Cook Quickly, Eat Slowly
For many busy people home cooking means a take-out meal from the closest fast-food franchise. In fact, recent statistics show that the average American household spends about $2,500 annually at take-out establishments and restaurants, or about 71 percent of what it spends on groceries ($3,500). This percentage is even higher for householders aged 25 to 34 (81 percent) and for people who live alone (79 percent). And these numbers appear to be growing—along with our waistlines.
The sad reality is that two-thirds of American adults and one-third of the children in this country are either overweight or obese. Today, the typical baby boomer male weighs just shy of 200 pounds and the average baby boomer female weighs more than 170. That’s in part because a typical fast-food quarter-pound cheeseburger packs a hefty 500 calories, the large fries another 500, the supersized soda 300 more, and an ice cream dessert an additional 500. That’s 1,800 calories from a single meal! Couple that with the fact most people don’t exercise enough and it’s small wonder that conditions like diabetes and heart disease are on the rise, and few of us feel very good about what we see in the mirror.

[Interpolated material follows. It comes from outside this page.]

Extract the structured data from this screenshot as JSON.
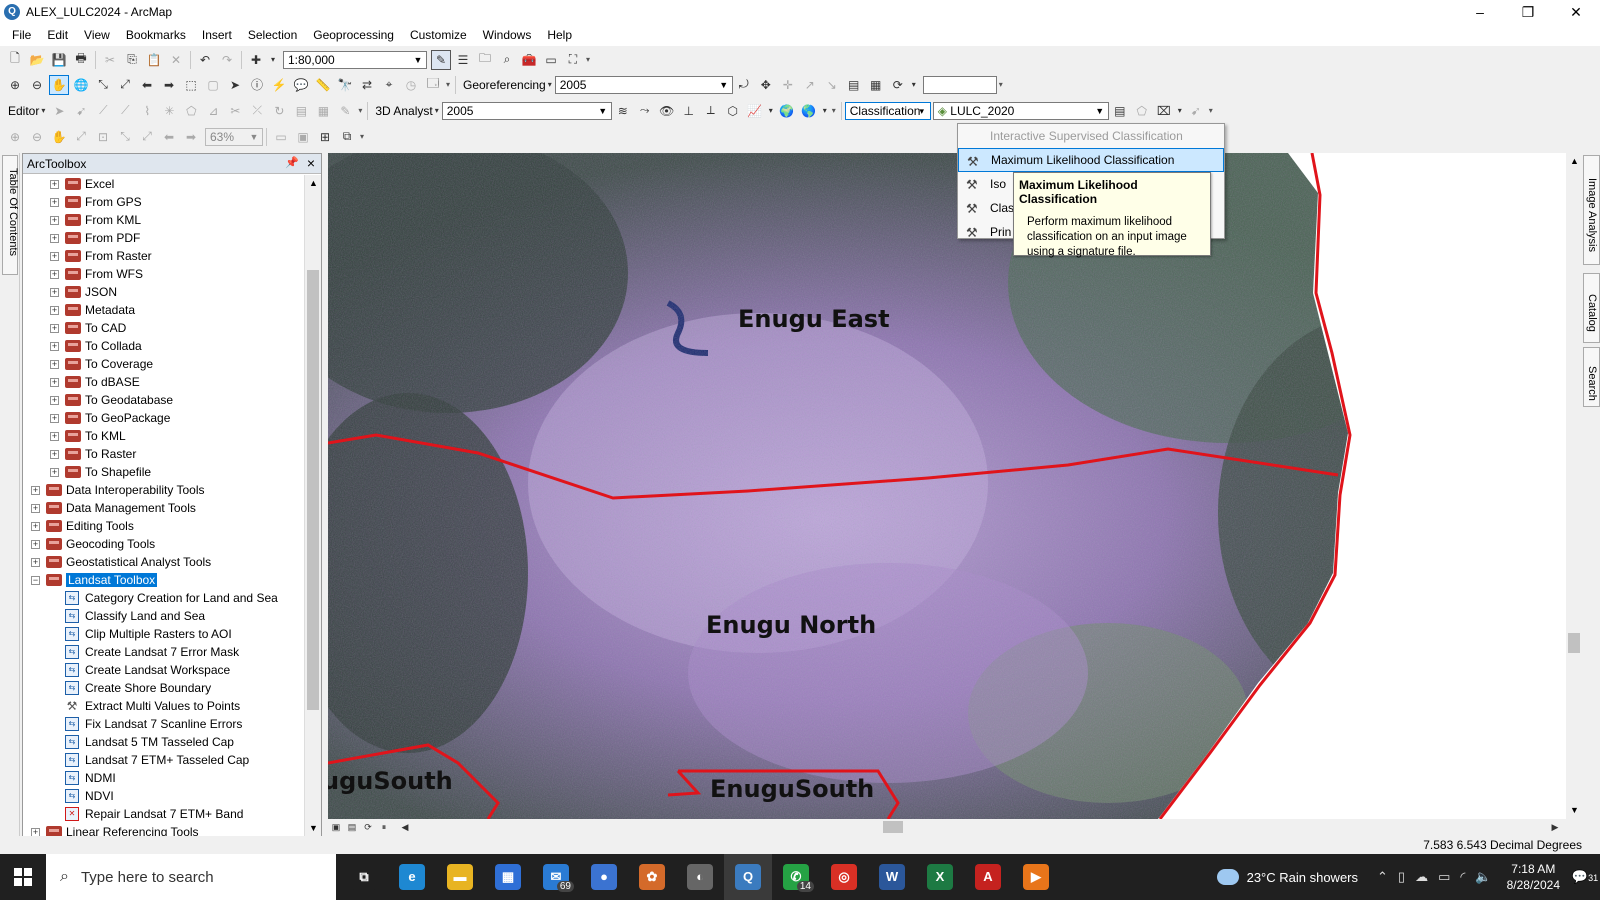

I bring up these statistics for a good reason. If we continue at this sad pace, dining out more than we’re eating in and skipping the supermarket for the drive-thru, this country’s burgeoning obesity epidemic will have dire consequences, not just for our present and future health but for our health-care system as well. Doctors and hospitals simply won’t be able to handle all the new cases of prediabetes, diabetes, heart disease, stroke, kidney disease, and other obesity-related conditions. The good news? One of our most effective remedies for all of these ailments can be found in our own refrigerators, pantries, and cupboards.